Bat listening results: October - December 2010
Analysis by Bob Bullen, BAT CALL WA Pty Ltd.
Photo by Terry Reardon.
The White-striped bat (Tadarida australis) is one of the largest insectivorous microbats in Australia. It is a fast flyer that forages in the open space above the tree canopy. It was chosen as a ClimateWatch indicator species because its foraging behaviour is limited by high night time temperatures. On an annual cycle it expands its range to the northern regions of the continent in April for the cooler winter months and then contracts to the south in October for the hotter summer months. It has been shown to be restricted to areas where the mean monthly minimum overnight temperature is 20°C (Bullen and McKenzie 2005). By understanding its distribution through the year scientists will therefore gain an insight into how this species is responding to our changing climate. This in effect is an early warning system that other subtle ecological changes are likely to be occurring.

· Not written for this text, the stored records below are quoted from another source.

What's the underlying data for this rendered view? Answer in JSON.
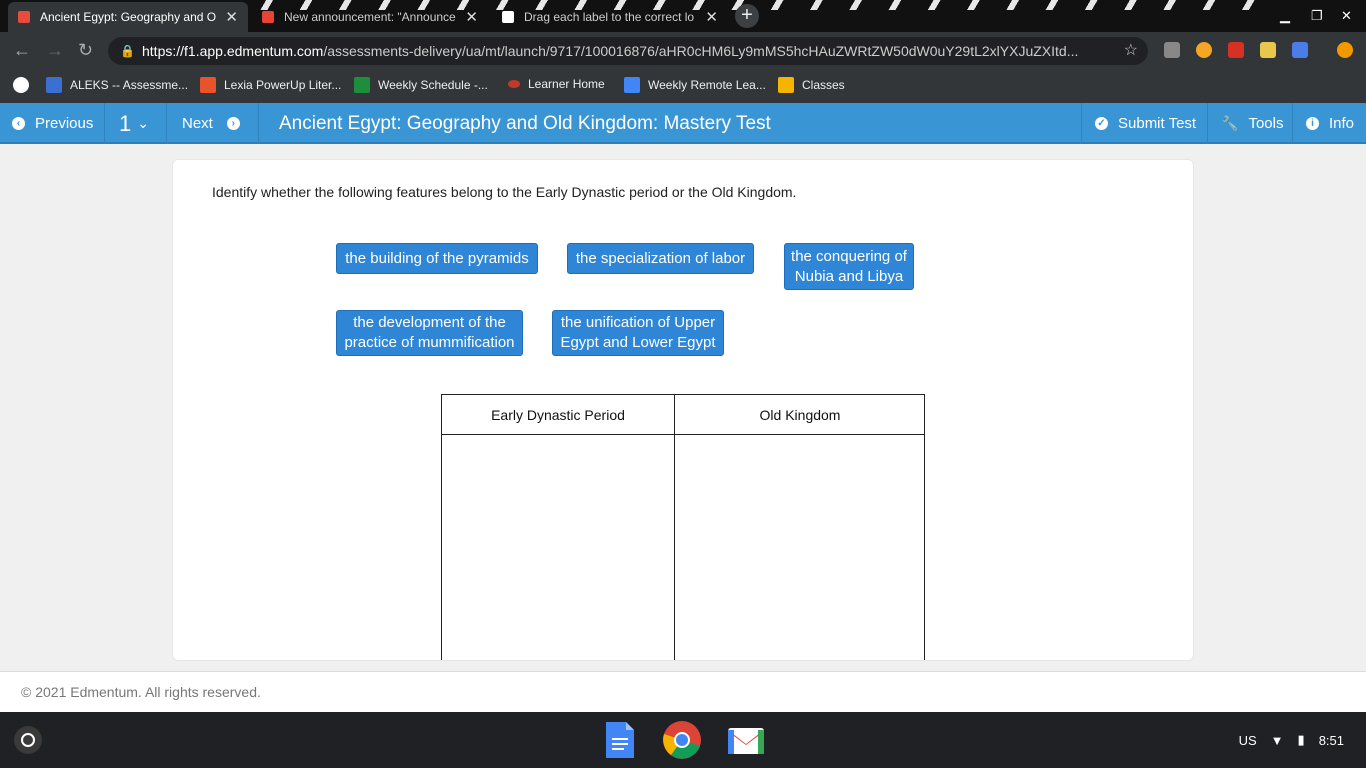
{
  "browser": {
    "tabs": [
      {
        "label": "Ancient Egypt: Geography and O",
        "active": true
      },
      {
        "label": "New announcement: \"Announce",
        "active": false
      },
      {
        "label": "Drag each label to the correct lo",
        "active": false
      }
    ],
    "url_host": "https://f1.app.edmentum.com",
    "url_path": "/assessments-delivery/ua/mt/launch/9717/100016876/aHR0cHM6Ly9mMS5hcHAuZWRtZW50dW0uY29tL2xlYXJuZXItd...",
    "bookmarks": [
      {
        "label": "ALEKS -- Assessme..."
      },
      {
        "label": "Lexia PowerUp Liter..."
      },
      {
        "label": "Weekly Schedule -..."
      },
      {
        "label": "Learner Home"
      },
      {
        "label": "Weekly Remote Lea..."
      },
      {
        "label": "Classes"
      }
    ]
  },
  "appbar": {
    "previous": "Previous",
    "question_number": "1",
    "next": "Next",
    "title": "Ancient Egypt: Geography and Old Kingdom: Mastery Test",
    "submit": "Submit Test",
    "tools": "Tools",
    "info": "Info"
  },
  "question": {
    "prompt": "Identify whether the following features belong to the Early Dynastic period or the Old Kingdom.",
    "labels": [
      "the building of the pyramids",
      "the specialization of labor",
      "the conquering of Nubia and Libya",
      "the development of the practice of mummification",
      "the unification of Upper Egypt and Lower Egypt"
    ],
    "columns": [
      "Early Dynastic Period",
      "Old Kingdom"
    ]
  },
  "footer": {
    "copyright": "© 2021 Edmentum. All rights reserved."
  },
  "shelf": {
    "ime": "US",
    "time": "8:51"
  },
  "colors": {
    "appbar": "#3a95d4",
    "tile": "#2f86d6"
  }
}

The White-striped bat's echolocation call is powerful, distinctive and audible to human hearing making this species ideal for monitoring by Citizen Scientists. ClimateWatch, in association with the Citizen Science Program of the Conservation Council of WA, has begun to monitor the presence and absence of this species across Australia. A call to ClimateWatchers to listen out for the White-striped bat from 23rd October to 5th December 2010 was made and the results of this pilot project are presented here.
Results and Discussion
A total of 30 observations for the White-striped bat were recorded during the period 23rd October to 5th December 2010 (see Figure 1 below). These included 21 from WA, 8 from Victoria and 1 from NSW. Of these, 16 were recorded in the metropolitan areas of Perth, Melbourne and Sydney while 14 were recorded in rural areas. The daily rate of records received show an initial surge during Western Australia’s Conservation Week (23rd to 30th October 2010), followed by a steady rate of collection through November.
Figure 1. Daily rate of observations recorded for T. australis. The data show an initial surge during Conservation Week, 23-30 Oct, followed by a steady rate of data collection throughout November.
The presence and absence data collected during October and November of 2010 are presented in Figure 2 below. There are 16 presence records and 14 absence records in the data set. All data collected, with the exception of a single presence record from the Pilbara region of WA, are within the latitude that the species is expected during these months. These data, while preliminary in nature, show that the method of data collection employed by ClimateWatch can provide a viable method of monitoring the effect of temperature change on species such as T. australis.
The Pilbara record has been independently confirmed. It was taken at a site close to a meteorological station that has recorded overnight temperatures of 20°C during late October and early November. This bat is believed to be one that is late in departing for the south, probably associated with mild overnight temperatures, averaging 18°C at Newman, during October 2010.
Figure 2. ClimateWatch presence and absence data for the White-striped bat, T. australis during October and November of 2010. All presence data lie south of the latitude that the species would be expected to inhabit during these months, represented by the dotted line with the exception of a single, independently confirmed record taken in the Pilbara region of WA. This record was collected during October when the minimum overnight temperature at the site was 20°C.
Figure 3 below presents the monthly average minimum overnight temperature for the location where T. australis presence records were recorded. Temperature data are taken from the closest Bureau of Meteorology recording station to the presence record. These are all at or below the 20°C limit expected for the species.
Figure 3. Monthly average minimum temperatures for each of the presence records recorded for T. australis.
In summary, the observations collected through ClimateWatch for the White-striped bat from 23rd October to 5th December 2010 were successfully recorded. Over half of the records were recorded in the major cities of Perth, Melbourne and Sydney. To fully develop the potential of this monitoring program, it should be widely promoted in rural communities that are spread across the country.
ClimateWatch would like to thank Bob Bullen for the analysis of the data.